When it appears that Flo sets up Johnny to be ambushed by Jack Buck, Johnny makes his getaway to a reclusive Floracian Monastery, where the brothers of the order make their living growing and selling flowers to help beautify the world. Brother Superior is portrayed by affable Donald Crisp in a calm and self assured manner. Entranced by the serene way of life of the brothers, Johnny makes it his own, and takes for his name a personal preference - Brother Orchid. When the brothers' way of life is threatened by their inability to pay tribute to Buck's protective association, Little John is back to his gangster ways to set things right, but this time forming a gang of Clarence Fletcher's Western buddies who have hit town to attend Fletcher's marriage to Flo!
Robinson and Bogart made a total of five films together, with Robinson getting top billing in all but 1948's "Key Largo". The others include "Bullets or Ballots" (1936), "Kid Galahad" (1937), and "The Amazing Dr. Clitterhouse" (1938). "Brother Orchid" was the only film in which Ann Sothern appeared with either Bogey or Robinson. For fans of any of these stars, or of classic films of the 1930's and 40's, all of the films mentioned are recommended.
Worth renting or catching on late night TV, "Brother Orchid" is a 1940 hybrid, a film that uneasily coasts between comedy and drama. With both Edward G. Robinson and Humphrey Bogart capturing theater marquees with both violent crime and some serious drama roles this film is sort of a detour but it's a good one.
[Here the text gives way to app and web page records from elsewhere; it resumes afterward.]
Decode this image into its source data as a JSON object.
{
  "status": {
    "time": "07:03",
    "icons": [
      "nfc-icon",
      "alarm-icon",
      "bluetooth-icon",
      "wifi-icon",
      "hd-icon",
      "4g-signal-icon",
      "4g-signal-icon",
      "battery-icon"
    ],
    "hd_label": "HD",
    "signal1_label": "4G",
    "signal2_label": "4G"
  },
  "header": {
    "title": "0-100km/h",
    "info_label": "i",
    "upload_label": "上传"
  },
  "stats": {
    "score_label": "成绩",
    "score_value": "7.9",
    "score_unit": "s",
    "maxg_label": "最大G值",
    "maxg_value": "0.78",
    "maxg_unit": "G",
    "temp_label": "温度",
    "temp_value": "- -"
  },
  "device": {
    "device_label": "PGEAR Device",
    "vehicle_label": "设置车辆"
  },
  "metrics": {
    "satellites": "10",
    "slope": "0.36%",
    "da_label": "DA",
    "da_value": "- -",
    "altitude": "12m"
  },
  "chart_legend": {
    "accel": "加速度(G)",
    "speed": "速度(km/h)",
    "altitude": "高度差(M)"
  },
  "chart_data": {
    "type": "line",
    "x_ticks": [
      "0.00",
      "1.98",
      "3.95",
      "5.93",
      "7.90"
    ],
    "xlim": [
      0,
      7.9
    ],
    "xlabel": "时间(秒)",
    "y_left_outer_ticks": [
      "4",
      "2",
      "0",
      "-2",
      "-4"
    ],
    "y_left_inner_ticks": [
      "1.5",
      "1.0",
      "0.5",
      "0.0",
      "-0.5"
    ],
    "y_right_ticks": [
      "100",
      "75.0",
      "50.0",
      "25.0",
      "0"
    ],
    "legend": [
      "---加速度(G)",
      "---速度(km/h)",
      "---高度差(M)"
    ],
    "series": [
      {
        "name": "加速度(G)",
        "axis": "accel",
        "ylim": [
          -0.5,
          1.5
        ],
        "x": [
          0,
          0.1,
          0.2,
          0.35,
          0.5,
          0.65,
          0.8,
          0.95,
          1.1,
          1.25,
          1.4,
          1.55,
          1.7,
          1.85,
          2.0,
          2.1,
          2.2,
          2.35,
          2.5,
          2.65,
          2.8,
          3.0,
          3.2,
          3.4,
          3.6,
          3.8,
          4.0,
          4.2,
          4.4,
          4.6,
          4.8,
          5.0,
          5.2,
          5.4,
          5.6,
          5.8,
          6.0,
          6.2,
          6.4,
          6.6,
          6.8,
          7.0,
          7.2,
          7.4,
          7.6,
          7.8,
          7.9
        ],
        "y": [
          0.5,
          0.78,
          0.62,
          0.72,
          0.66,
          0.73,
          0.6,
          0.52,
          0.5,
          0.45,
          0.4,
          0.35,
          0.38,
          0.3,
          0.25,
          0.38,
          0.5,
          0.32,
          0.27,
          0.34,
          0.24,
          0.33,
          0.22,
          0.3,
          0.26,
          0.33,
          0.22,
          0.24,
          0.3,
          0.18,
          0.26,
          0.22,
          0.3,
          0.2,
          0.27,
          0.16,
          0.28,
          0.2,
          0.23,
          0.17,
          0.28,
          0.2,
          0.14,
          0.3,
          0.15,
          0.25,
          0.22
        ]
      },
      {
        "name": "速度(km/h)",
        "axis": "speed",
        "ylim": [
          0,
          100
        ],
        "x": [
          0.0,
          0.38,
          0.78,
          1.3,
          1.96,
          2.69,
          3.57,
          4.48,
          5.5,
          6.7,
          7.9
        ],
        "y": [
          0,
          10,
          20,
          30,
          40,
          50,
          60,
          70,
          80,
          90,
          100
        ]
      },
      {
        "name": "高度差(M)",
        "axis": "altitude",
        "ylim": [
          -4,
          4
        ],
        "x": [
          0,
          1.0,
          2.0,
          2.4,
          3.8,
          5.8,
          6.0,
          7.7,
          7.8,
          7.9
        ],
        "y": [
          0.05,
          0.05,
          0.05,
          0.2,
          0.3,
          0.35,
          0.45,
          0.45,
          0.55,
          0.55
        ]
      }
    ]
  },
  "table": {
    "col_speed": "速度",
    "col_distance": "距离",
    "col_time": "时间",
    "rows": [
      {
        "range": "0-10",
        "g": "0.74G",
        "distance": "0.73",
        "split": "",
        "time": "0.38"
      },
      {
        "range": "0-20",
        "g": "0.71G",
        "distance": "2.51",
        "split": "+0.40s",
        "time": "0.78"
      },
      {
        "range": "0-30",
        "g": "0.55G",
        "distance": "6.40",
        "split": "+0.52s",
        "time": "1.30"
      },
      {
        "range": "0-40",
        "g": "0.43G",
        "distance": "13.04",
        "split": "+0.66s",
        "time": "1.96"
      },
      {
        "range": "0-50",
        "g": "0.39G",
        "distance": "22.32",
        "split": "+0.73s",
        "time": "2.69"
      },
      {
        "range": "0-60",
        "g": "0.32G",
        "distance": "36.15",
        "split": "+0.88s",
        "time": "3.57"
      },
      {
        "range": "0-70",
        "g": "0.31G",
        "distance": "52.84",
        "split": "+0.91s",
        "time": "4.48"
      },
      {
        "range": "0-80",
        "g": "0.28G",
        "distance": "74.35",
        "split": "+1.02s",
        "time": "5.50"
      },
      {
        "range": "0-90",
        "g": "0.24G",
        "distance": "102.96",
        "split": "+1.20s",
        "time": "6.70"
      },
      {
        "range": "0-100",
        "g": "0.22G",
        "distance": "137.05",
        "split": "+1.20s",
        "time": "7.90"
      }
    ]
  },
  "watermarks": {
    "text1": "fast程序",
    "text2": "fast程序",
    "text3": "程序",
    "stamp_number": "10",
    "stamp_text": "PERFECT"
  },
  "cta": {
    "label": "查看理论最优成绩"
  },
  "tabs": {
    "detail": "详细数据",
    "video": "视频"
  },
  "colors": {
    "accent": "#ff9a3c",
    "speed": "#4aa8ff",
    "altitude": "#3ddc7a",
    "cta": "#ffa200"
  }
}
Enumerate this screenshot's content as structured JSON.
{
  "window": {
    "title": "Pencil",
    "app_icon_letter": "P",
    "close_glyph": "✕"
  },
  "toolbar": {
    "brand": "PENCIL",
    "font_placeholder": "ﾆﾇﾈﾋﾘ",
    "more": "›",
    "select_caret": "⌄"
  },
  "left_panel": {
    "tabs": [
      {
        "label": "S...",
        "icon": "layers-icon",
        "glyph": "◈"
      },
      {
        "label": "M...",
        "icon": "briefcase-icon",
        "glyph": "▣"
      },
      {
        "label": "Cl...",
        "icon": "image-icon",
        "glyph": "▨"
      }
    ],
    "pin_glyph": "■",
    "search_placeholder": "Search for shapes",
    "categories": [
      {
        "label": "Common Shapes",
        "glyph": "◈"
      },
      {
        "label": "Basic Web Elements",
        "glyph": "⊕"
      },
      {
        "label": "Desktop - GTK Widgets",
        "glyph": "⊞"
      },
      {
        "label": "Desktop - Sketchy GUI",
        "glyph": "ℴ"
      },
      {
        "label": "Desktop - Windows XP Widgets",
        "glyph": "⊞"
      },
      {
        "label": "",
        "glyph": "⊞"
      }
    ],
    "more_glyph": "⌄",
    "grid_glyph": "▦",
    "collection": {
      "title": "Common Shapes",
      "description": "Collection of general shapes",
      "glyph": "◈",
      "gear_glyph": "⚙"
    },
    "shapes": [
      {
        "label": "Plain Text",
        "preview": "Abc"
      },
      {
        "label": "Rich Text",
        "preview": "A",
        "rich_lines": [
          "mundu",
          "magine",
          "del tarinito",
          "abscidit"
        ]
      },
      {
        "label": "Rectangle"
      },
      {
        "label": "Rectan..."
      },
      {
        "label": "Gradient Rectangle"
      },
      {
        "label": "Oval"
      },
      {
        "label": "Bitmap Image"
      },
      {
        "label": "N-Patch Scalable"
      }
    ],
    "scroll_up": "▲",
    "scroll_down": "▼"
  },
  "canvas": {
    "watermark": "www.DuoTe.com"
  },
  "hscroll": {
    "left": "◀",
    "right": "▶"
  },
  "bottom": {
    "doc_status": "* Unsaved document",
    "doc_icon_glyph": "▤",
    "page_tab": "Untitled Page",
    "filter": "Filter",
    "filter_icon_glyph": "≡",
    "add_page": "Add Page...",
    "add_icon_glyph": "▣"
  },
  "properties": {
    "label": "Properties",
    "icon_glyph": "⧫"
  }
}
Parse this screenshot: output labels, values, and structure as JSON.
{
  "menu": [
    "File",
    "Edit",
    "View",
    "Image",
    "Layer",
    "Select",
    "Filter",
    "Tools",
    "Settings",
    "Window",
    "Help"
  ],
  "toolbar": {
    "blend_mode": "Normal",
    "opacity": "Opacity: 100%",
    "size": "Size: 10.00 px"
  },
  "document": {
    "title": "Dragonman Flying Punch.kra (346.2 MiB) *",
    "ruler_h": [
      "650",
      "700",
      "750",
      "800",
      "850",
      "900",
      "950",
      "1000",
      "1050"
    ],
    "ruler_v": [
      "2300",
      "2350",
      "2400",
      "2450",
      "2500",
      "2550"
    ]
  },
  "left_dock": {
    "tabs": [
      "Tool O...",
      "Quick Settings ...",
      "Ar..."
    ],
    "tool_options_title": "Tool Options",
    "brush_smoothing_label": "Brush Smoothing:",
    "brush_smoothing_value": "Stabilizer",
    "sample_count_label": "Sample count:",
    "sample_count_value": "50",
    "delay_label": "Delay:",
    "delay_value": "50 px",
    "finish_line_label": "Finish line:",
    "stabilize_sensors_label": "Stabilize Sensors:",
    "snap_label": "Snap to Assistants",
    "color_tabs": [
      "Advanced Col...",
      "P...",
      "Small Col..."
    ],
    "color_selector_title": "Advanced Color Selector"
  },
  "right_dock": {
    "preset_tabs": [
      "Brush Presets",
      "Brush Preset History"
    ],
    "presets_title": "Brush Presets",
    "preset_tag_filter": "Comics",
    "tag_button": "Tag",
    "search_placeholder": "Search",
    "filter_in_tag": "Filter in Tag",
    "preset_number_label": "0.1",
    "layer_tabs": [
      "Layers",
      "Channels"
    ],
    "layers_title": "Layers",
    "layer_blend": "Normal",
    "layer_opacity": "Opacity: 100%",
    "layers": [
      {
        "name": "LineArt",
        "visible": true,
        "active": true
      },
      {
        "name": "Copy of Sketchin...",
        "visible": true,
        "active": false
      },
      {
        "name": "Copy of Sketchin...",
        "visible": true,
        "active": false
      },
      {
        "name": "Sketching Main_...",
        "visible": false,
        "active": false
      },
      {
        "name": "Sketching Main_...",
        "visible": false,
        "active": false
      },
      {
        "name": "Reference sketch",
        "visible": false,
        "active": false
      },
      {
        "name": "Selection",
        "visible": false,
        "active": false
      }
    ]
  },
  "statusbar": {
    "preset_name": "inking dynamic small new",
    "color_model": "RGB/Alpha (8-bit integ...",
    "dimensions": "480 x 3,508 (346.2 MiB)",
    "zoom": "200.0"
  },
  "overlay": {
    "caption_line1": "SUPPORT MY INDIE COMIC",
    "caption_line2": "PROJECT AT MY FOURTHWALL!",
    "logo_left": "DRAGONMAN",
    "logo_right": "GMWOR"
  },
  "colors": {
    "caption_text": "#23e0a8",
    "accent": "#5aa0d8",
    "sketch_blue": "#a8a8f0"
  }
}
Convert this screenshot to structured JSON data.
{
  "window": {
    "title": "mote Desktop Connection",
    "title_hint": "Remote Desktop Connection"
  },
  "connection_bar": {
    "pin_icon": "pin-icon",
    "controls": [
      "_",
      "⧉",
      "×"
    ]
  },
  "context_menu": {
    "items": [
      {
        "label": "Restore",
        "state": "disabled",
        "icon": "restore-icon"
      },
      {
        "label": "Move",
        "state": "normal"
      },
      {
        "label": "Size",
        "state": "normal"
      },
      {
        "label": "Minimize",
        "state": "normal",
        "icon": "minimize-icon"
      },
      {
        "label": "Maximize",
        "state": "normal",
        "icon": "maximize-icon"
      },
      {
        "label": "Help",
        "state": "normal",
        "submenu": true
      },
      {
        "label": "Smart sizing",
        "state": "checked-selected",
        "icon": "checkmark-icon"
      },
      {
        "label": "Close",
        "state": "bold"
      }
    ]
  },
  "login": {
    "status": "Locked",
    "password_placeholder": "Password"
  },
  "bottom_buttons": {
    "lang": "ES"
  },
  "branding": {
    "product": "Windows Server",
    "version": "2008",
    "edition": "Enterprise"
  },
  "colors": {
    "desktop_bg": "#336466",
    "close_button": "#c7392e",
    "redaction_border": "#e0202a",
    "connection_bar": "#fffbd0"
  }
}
Robinson plays a gangster chief who quits the mob to undertake a long and financially ruinous Grand Tour of Europe. Returning to the U.S. he is astounded to discover that he can't pick up the reins he once held firmly and that his former underboss, Bogart, wants him out of the way - permanently. Bogart's talent is not very much on display in this movie.
Robinson winds up hiding in a friary populated by gentle souls and, of course, his condition is gentled under their patient ministration.
Ann Sothern is terrific as his "fiancee," a gang moll waiting long and patiently for the march to the altar. Ralph Bellamy is amusing as a Western rancher who exudes a patience and understanding more often associated with saints than cowboys.
For those who enjoy the pre-World War II Hollywood crime films this one is just different enough from the formula, and very violent, ones.